WATCH FOR THE RELATIONSHIP RED FLAGS
When we love often it’s through rose-colored glasses. We only see the best. We see what we want to see. But when assessing a potential life-time partner, we’d best take those glasses off or peek above the rim to assess how each approaches love and decision making. Doesn’t sound too romantic, but in the overall scheme of things, this is vital.
One MAJOR area to discuss and come to a consensus on is how to handle the money. If your ideas are vastly different, even though you’re very much in love, these differences could cause major problems down the road. Let me tell you about John and me.
We met and fell head-over-heels in love. All the vibes seemed to click: Shared common interests in politics, arts, sports, music. Same religion. Similar educational backgrounds. And neither had excess baggage from previous relationships. Perfect!
Not so fast. Let me tell you what happened later. After nine months or so of dating, John lost his job. Yet, we continued to eat out, go to movies, attend expensive sporting events, etc. “John,” I asked. “Shouldn’t we cut back a little until you find other employment?”
“Don’t worry,” he assured me, “I still have a year of unemployment checks coming in and something tells me, I’ll find a job soon.”
“Do you have any leads? Any interviews set up? How far-reaching is your resume circulating?” Shouldn’t you use the money you have now to tide you over until …?
He looked at me, and shrugged. “I have everything under control. It’s handled.”
When I pressed further, he changed the subject abruptly.
How People Make Decisions
- use the brain to consider data and facts,
- or rely on intuition based on gut feelings
Ah, a major difference. I prefer making money decisions based on facts and forethought. Savings and investment are of major concern to me. John based his decisions on gut feelings. He had a more laid back approach to spending. My words of concern fell on deaf ears. And spending continued unabated.
That approach would not at all, never ever work for me. After considerable discussion, over a period of time, delving into other areas of money management, neither could accept the other’s rationale.
Our approach to money management was vastly out of sync
Another instance occurred when John finally accepted a long-distance driving job. The job required use of his own truck as a contractor. So he makes arrangement with a friend to buy his used truck with the paperwork being completed within 3 days.
Then he took the truck in for tune-up and repairs to a mechanic who would give him a bargain price. Someone a friend of a friend told him about. This mechanic assured him all parts would be ordered and repairs completed within in 3 days before his first day on the job.

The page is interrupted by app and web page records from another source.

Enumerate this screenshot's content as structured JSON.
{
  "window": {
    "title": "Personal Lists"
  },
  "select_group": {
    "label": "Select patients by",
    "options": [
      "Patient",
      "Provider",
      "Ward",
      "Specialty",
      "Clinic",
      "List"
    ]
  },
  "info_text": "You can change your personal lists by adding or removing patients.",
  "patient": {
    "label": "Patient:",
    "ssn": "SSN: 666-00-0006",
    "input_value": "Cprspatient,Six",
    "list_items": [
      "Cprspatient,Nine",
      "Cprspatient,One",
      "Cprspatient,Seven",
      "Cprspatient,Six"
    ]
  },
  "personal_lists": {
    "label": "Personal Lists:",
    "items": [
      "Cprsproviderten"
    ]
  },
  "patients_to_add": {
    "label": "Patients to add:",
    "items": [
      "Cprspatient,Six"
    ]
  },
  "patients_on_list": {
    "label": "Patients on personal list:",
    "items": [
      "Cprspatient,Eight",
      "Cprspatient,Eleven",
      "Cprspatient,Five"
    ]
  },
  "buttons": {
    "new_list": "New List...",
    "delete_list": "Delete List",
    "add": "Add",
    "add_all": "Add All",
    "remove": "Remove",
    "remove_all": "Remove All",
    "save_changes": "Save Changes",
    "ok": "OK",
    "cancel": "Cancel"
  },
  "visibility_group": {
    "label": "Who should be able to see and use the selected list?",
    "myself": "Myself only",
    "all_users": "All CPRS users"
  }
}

To make a long story short, after two weeks and counting, the truck was still not registered in his name and the repairs had not been completed. Needless to say, he lost that job before he even started.
What was he thinking? How did he arrive at making the decision to rely on this mechanic? Did he check references? Did he check the BBB?
Again, it was his gut feeling that the guy was legitimate and honest. “Did you check his background and reliability” I asked? “What led you to believe the car would be repaired in time?”
These incidents and others prompted me to question John’s decision-making ability based on gut feelings vs mine based on evidence and facts. I recognized his approach to decision making was entirely different from my own.
But you know love is long-suffering and patient. So, I suggested pre-marital counseling so we’d be on the same page with how to make decisions. John rejected the idea.
What would I do? What would you do?
They say love is blind. But now my eyes were opened to a major problem that would have kept us at odds. I noticed a pattern of gut feeling decision-making occurrences that I knew I could not live with.
Sadly, the relationship ended. Many would question that I would breakup with a man I dearly loved over money management. But research shows that finances play a major role in marriage. Bad money decisions have divided families—have caused loss of hard-fought money acquisitions including homes.
If compromise is possible, then fight to save the relationship; if there is no room for compromise, the chances of a marriage working successfully when decisions-making skills are at odds is low. Love and money must be in sync.
I wasn’t willing to take the risk.
However, I do suggest that all couples participate in pre-marital counseling to determine how each arrives at making decisions to ensure compatibility to avoid an incompatible marriage.
Do you want to learn more about how to find genuine love by dating with purpose and an action plan to the altar? Discover the six critical steps necessary to establish Committed Love FIRST, leading to genuine love and a husband as your best friend!
Until next time,